U.S. Treasury Secretary Timothy Geithner, fearful of the effects of a euro collapse on the fragile American economy, is on a three-day trip to European capitals to prod officials to adopt strong measures.
After meeting with French Finance Minister Francois Baroin in Paris, Geithner expressed confidence that the European officials will move to control government spending, create new economic growth and calm jittery financial markets worried about governments defaulting on their debts.
"The minister and I just had a very good and constructive discussion," said Geithner. "We have a very strong, productive relationship, a lot of confidence in what the president of France and what the minister are doing working with Germany, trying to build a stronger Europe.
"As I said yesterday, we were encouraged by the progress they are making, not just to put in place the economic reforms across Europe to create the conditions for stronger growth in the future, but to try to build a stronger architecture for a fiscal union, a fiscal compact, he continued, "and as the minister said, try to make sure there is a sufficiently strong firewall in place to help support those efforts."
Credit agency Standard & Poor's this week put 15 of the 17 nations that use the euro, including Germany and France, on a negative credit watch. It also warned it may downgrade the top rating of the bailout fund for Europe's debt-ridden countries. Greece, Ireland and Portugal have all already needed international bailouts, with analysts fearing that Italy and Spain, the continent's third and fourth largest countries, also might need help.
The credit rating agency has criticized European officials for "a very slow and reluctant response" to the continent's debt crisis. It has also expressed skepticism that European leaders would act decisively at the summit.
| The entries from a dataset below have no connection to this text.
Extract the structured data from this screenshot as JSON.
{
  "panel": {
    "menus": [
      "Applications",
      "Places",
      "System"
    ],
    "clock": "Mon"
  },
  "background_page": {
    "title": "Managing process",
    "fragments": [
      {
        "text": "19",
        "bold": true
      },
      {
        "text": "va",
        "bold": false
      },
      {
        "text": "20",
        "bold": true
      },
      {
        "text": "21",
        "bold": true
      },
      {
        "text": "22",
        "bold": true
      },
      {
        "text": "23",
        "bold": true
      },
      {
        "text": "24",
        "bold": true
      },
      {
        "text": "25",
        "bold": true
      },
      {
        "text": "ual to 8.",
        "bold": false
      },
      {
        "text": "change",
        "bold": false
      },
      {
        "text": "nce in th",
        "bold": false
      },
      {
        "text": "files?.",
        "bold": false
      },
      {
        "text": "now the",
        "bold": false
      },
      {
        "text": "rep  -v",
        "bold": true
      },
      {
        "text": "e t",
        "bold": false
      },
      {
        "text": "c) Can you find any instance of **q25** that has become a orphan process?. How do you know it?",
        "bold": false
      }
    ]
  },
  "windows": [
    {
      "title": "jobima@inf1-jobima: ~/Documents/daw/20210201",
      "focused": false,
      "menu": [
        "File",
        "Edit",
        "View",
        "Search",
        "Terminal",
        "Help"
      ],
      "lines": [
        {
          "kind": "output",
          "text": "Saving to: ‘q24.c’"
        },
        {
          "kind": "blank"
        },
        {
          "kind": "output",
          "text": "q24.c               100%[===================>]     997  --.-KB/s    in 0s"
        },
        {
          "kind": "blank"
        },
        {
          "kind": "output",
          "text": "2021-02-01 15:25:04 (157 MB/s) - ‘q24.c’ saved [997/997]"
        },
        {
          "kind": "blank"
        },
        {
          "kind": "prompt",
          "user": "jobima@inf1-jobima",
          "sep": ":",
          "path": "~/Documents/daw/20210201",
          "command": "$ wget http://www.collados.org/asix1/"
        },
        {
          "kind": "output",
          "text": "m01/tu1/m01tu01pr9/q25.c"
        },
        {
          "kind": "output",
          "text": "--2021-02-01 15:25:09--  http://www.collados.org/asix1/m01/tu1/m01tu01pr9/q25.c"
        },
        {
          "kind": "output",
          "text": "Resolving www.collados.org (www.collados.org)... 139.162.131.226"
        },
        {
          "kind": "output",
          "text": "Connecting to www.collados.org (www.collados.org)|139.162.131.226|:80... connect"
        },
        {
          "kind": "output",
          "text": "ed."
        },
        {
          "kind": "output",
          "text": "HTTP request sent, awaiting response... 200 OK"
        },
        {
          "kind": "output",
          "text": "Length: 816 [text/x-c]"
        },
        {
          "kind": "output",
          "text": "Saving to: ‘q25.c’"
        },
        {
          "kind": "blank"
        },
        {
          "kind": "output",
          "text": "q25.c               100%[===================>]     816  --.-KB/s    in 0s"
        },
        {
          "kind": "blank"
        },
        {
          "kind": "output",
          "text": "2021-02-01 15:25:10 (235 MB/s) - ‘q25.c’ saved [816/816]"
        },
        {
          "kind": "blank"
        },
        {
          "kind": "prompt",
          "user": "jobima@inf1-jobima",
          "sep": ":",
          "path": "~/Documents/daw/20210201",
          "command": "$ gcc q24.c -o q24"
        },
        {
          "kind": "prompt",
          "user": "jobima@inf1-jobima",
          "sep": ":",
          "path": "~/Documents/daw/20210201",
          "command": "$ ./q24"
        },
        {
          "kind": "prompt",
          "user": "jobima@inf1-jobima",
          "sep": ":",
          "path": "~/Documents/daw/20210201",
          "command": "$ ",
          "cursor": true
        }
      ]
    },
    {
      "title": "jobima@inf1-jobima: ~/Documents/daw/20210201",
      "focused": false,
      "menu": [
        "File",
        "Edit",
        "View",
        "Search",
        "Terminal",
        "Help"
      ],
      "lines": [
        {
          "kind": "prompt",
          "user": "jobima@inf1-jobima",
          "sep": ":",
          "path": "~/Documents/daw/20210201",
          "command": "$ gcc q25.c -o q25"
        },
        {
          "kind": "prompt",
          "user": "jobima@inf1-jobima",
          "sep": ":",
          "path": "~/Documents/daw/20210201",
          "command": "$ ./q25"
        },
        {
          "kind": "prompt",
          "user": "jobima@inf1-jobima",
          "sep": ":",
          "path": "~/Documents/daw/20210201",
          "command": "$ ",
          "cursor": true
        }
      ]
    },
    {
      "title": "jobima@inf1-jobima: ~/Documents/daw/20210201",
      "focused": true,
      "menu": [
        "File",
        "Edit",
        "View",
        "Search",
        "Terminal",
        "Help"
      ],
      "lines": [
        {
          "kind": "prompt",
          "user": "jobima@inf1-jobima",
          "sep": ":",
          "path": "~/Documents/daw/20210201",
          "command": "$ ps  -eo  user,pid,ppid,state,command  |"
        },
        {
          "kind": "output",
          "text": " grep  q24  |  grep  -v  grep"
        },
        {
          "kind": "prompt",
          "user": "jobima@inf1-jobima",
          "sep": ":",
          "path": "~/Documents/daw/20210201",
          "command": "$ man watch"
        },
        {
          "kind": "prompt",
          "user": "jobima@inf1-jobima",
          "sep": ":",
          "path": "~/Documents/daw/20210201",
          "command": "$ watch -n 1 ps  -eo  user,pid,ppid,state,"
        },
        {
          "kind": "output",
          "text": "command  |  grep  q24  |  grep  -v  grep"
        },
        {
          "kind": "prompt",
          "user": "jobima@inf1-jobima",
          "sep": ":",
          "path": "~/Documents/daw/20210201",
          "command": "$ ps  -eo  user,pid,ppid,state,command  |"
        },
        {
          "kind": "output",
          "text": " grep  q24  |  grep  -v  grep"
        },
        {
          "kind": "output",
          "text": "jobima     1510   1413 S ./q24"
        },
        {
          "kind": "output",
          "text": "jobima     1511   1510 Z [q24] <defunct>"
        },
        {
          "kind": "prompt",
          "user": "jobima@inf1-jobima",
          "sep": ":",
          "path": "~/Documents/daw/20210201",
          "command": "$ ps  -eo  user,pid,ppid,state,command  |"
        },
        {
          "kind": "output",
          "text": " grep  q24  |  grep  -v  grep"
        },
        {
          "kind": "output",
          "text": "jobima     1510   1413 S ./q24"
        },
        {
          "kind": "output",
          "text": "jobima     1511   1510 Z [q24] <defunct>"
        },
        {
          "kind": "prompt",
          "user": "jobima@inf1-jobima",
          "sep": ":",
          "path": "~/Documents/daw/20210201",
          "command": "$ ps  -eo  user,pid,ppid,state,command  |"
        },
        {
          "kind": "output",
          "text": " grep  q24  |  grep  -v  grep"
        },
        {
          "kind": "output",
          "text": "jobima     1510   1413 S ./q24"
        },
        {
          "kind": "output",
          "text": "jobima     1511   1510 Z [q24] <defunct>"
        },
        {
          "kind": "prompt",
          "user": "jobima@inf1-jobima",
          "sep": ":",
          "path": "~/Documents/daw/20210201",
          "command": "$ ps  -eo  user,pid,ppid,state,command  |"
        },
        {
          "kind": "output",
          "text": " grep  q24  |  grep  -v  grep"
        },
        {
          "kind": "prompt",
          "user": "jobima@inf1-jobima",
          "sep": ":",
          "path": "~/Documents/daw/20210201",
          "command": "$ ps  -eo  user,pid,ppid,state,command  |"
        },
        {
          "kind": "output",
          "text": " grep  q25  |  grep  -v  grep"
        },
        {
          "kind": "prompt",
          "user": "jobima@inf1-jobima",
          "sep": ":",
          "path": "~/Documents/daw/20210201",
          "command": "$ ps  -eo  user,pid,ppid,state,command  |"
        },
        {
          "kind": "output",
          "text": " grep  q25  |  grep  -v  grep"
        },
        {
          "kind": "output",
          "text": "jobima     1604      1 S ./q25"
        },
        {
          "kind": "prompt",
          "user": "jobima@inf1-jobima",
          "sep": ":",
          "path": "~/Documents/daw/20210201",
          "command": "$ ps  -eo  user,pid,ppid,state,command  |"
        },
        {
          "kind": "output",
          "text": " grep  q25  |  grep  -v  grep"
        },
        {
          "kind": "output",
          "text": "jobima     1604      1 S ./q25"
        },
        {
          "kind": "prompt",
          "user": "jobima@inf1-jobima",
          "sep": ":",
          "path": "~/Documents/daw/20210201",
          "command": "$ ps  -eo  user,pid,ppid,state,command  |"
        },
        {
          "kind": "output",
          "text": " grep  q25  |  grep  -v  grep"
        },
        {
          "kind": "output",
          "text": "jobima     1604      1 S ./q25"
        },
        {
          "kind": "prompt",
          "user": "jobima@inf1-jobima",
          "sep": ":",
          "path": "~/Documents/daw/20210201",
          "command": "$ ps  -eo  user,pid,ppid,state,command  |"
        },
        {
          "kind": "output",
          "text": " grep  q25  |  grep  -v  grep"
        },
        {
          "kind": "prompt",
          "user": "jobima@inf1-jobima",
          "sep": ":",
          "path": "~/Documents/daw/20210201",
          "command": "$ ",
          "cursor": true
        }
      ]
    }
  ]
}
One British bookmaker has adopted a similar outlook, offering gamblers three-to-one odds that the euro will cease to exist by the end of 2012.
Some information for this report was provided by AFP and Reuters.